Some legislators want to defund U.S. public broadcasting. If that happens, one organization that would be affected is StoryCorps.
Since 2003, StoryCorps has recorded and archived more than 30,000 interview sessions with ordinary Americans and, significantly, archived them at the American Folklife Center at the Library of Congress.
StoryCorps is an independent nonprofit, but its 2009 annual report (the most recent available) showed that at least $500,000 of its roughly $6 million budget came from the Corporation for Public Broadcasting (CPB).
The House of Representatives voted to eliminate CPB funding Feb. 19, and the Senate is now working on a version of the bill.
Some may view funding for the CPB as a political football, but the work of StoryCorps – recording unique American lives – is hardly that.
Interviews from StoryCorps are featured each Friday morning on NPR’s “Morning Edition.”
The successful idea has spawned more outlets: books, animated films, podcasts, even an iPhone application that’s packaged as a do-it-yourself StoryCorps experience.
“We do this to remind one another of our shared humanity, strengthen and build the connections between people, teach the value of listening, and weave into the fabric of our culture the understanding that every life matters,” says the StoryCorps website of its endeavor. “At the same time, we will create an invaluable archive of American voices and wisdom for future generations.”
At the StoryCorps website, you can browse stories by topic. Right now, it lists 15 categories. Among them: Hurricane Katrina, Wisdom, Identity, Friendship. Other topics include Griot (featuring African-American voices) and Historias (featuring Latino and Latina voices).
These minority collections developed from special StoryCorps initiatives, which have also gathered accounts from people dealing with memory loss, for example.
StoryCorps recently launched the National Teachers Initiative, which is funded by the Bill & Melinda Gates Foundation and the CPB. Selected stories about the impact of educators will be edited and broadcast on public radio stations during the 2011-12 academic year.
When you choose a story topic and browse the results, you get a list that’s simultaneously full of the mundane and perfectly compelling.
Consider this hit: “Retired New York City sanitation worker Angelo Bruno speaks with his friend and former partner, Eddie Nieves, about working together on their daily route.” Coupled with Angelo and Eddie’s picture, their story is irresistible.
Dave Isay, StoryCorps’ founder and president, wrote in the organization’s 2009 annual report: “At a time when a reality TV-choked media drives people to lower lows in pursuit of their 15 minutes of fame, StoryCorps celebrates the courage, grace, poetry, and dignity we find in the people all around us when we take the time to listen.”
Stories are recorded from all over the country, and each entry tells you where: New York, Los Angeles, Coral Gables, Birmingham and on and on.
Now there are permanent StoryCorps locations (e.g., New York) and mobile StoryCorps units – fittingly housed in an Airstream trailer. You can even rent professional equipment to record an interview at home.

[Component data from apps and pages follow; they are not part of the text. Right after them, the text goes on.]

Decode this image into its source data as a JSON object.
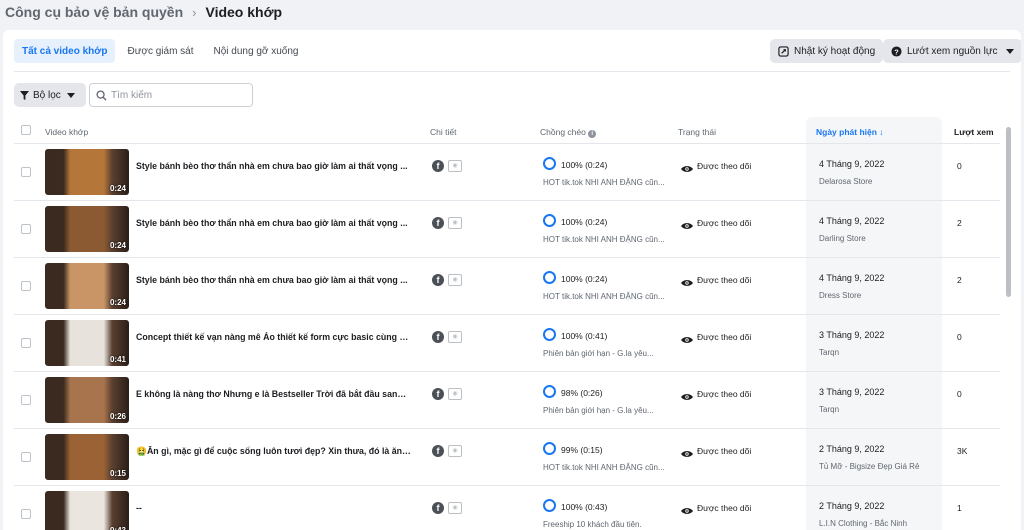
{
  "breadcrumb": {
    "parent": "Công cụ bảo vệ bản quyền",
    "current": "Video khớp"
  },
  "tabs": [
    {
      "label": "Tất cả video khớp",
      "active": true
    },
    {
      "label": "Được giám sát",
      "active": false
    },
    {
      "label": "Nội dung gỡ xuống",
      "active": false
    }
  ],
  "toolbar": {
    "activity_log": "Nhật ký hoạt động",
    "browse_sources": "Lướt xem nguồn lực"
  },
  "filter": {
    "label": "Bộ lọc"
  },
  "search": {
    "placeholder": "Tìm kiếm"
  },
  "columns": {
    "video": "Video khớp",
    "details": "Chi tiết",
    "overlap": "Chồng chéo",
    "status": "Trạng thái",
    "date": "Ngày phát hiện ↓",
    "views": "Lượt xem"
  },
  "colors": {
    "accent": "#1877f2",
    "thumb_palette": [
      "#b5763a",
      "#8c5a32",
      "#c99566",
      "#e8e2dc",
      "#a8744d",
      "#9a6235",
      "#ebe5df"
    ]
  },
  "rows": [
    {
      "title": "Style bánh bèo thơ thẩn nhà em chưa bao giờ làm ai thất vọng ...",
      "duration": "0:24",
      "overlap": "100% (0:24)",
      "source": "HOT tik.tok NHI ANH ĐẶNG cũn...",
      "status": "Được theo dõi",
      "date": "4 Tháng 9, 2022",
      "store": "Delarosa Store",
      "views": "0"
    },
    {
      "title": "Style bánh bèo thơ thẩn nhà em chưa bao giờ làm ai thất vọng ...",
      "duration": "0:24",
      "overlap": "100% (0:24)",
      "source": "HOT tik.tok NHI ANH ĐẶNG cũn...",
      "status": "Được theo dõi",
      "date": "4 Tháng 9, 2022",
      "store": "Darling Store",
      "views": "2"
    },
    {
      "title": "Style bánh bèo thơ thẩn nhà em chưa bao giờ làm ai thất vọng ...",
      "duration": "0:24",
      "overlap": "100% (0:24)",
      "source": "HOT tik.tok NHI ANH ĐẶNG cũn...",
      "status": "Được theo dõi",
      "date": "4 Tháng 9, 2022",
      "store": "Dress Store",
      "views": "2"
    },
    {
      "title": "Concept thiết kế vạn nàng mê Áo thiết kế form cực basic cùng ch...",
      "duration": "0:41",
      "overlap": "100% (0:41)",
      "source": "Phiên bản giới hạn - G.la yêu...",
      "status": "Được theo dõi",
      "date": "3 Tháng 9, 2022",
      "store": "Tarqn",
      "views": "0"
    },
    {
      "title": "E không là nàng thơ Nhưng e là Bestseller Trời đã bắt đầu sang t...",
      "duration": "0:26",
      "overlap": "98% (0:26)",
      "source": "Phiên bản giới hạn - G.la yêu...",
      "status": "Được theo dõi",
      "date": "3 Tháng 9, 2022",
      "store": "Tarqn",
      "views": "0"
    },
    {
      "title": "🤮Ăn gì, mặc gì để cuộc sống luôn tươi đẹp? Xin thưa, đó là ăn ả...",
      "duration": "0:15",
      "overlap": "99% (0:15)",
      "source": "HOT tik.tok NHI ANH ĐẶNG cũn...",
      "status": "Được theo dõi",
      "date": "2 Tháng 9, 2022",
      "store": "Tủ Mỡ - Bigsize Đẹp Giá Rẻ",
      "views": "3K"
    },
    {
      "title": "--",
      "duration": "0:43",
      "overlap": "100% (0:43)",
      "source": "Freeship 10 khách đầu tiên.",
      "status": "Được theo dõi",
      "date": "2 Tháng 9, 2022",
      "store": "L.I.N Clothing - Bắc Ninh",
      "views": "1"
    }
  ]
}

StoryCorps stories are populated by everyday people, a key to the project’s success.
Consider the case of Sarah Littman.
She took her 12-year-old son, Joshua, to a StoryCorps booth in Grand Central Station in 2006. For 40 minutes, Joshua, who has Asperger’s syndrome, peppered his mother with questions.
“Have you ever felt like life is hopeless?”
“Do you have any mortal enemies?”
“Have you ever lied to me?”
“From a scale of 1 to 10, do you think your life would be different without animals?”
“Did I turn out to be the son you wanted when I was born?”
His questions and her responses – both soaked in honesty – are delightful. A month after their StoryCorps session, a clip from it ran on “Morning Edition” to much fanfare.
And on Mother’s Day weekend in 2010, StoryCorps premiered their exchange as a four-minute animated film. It received more than 600,000 views that weekend. (Sarah Littman has written about her StoryCorps experience and its aftermath in support of the CPB.)
Another StoryCorps original animation is “Germans in the Woods,” a story recounted by Joseph Robertson in 2005. Robertson was an infantryman in World War II, and in his mid-80s he talked about the saddest memory of his life (watch the short film above).
These animated stories, produced by Rauch Bros. Animation in Brooklyn, began airing on PBS in August 2010. To date, five animations of StoryCorps stories have been produced – one featuring Studs Terkel, who cut the ribbon on the original StoryCorps booth in New York’s Grand Central Station.
Terkel is one of the few names you’ll recognize in the sea of stories, though.
Instead, you’ll get engrossed in how Brian adopted 7-year-old Johnathan.
How Gary and Glen worked at the mortuary near Saigon during Vietnam.
How Florence, who has Alzheimer’s, remembers her husband.
How two voices in two minutes paint a life …
Cliff Vaughn is managing editor and media producer for EthicsDaily.com.